I'll keep digging into the Consular reports to find an answer. This is the kind of thing covered regularly inside them. Thanks for the comments. Lots of things to think about here.

@eyedoc
"It was near 后里 in Taichung, not Monga, destroyed by floods only a few months later."

So the bridge was built? Interesting. Watters says: "The Ya chia river runs into the sea about 30 miles, I am told, south of Tamsui..."

It seems it was further than south. I was just surmising that it wasn't built. But the Consul did get how strong the torrents were. Thanks for the Chinese on Chen Ya-yung = 岑毓英; I knew the character for Chen was 岑. I just didn't know how to pronounce it. I found 梣, which is ㄔㄣ in the second tone, but not 岑.

I was aware that Danshui had been changed back to to Tamsui. There are stickers on the MRT with Tamsui covering up the previous Danshui. This surprised me, especially considering the current regime. Tamsui is Taiwanese. Do you know what it means and where it comes from?

EyeDoc said...

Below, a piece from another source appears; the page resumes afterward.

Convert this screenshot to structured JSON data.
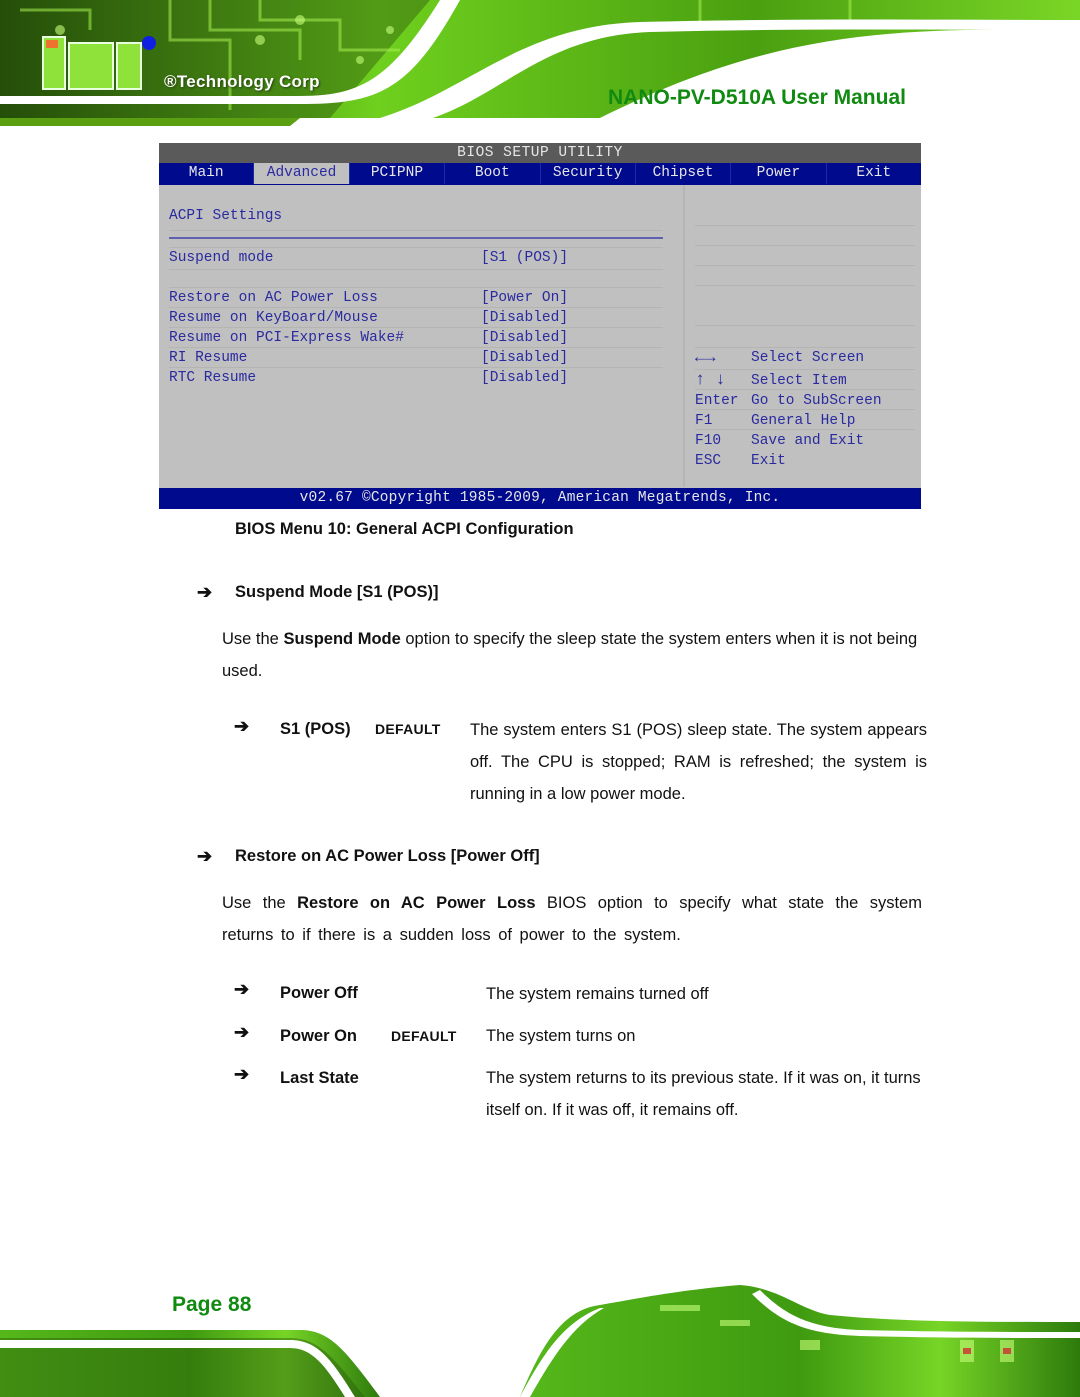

It should be Ta Chia, not Ya Chia.
And yes the Ta Chia bridge was built at huge expenses plus manpower mobilized from Hsin-chu and Changhua - complete with miles of dikes flanking the bridge. It was built over the objection of some engineers and sure enough, it was washed away in the summer of 1882, probably after a typhoon. The description of its location in Watters' report was off by quite a few miles.

岑毓英 (1829-1889) was later sent to southern China to fight (nominally) in the Sino-French war.

It is not a name change. It has always been Tamsui. The reversion from Danshui is purely for historical reasons. And Tamsui = fresh water, i.e., rain water - it rains all the time hence the name.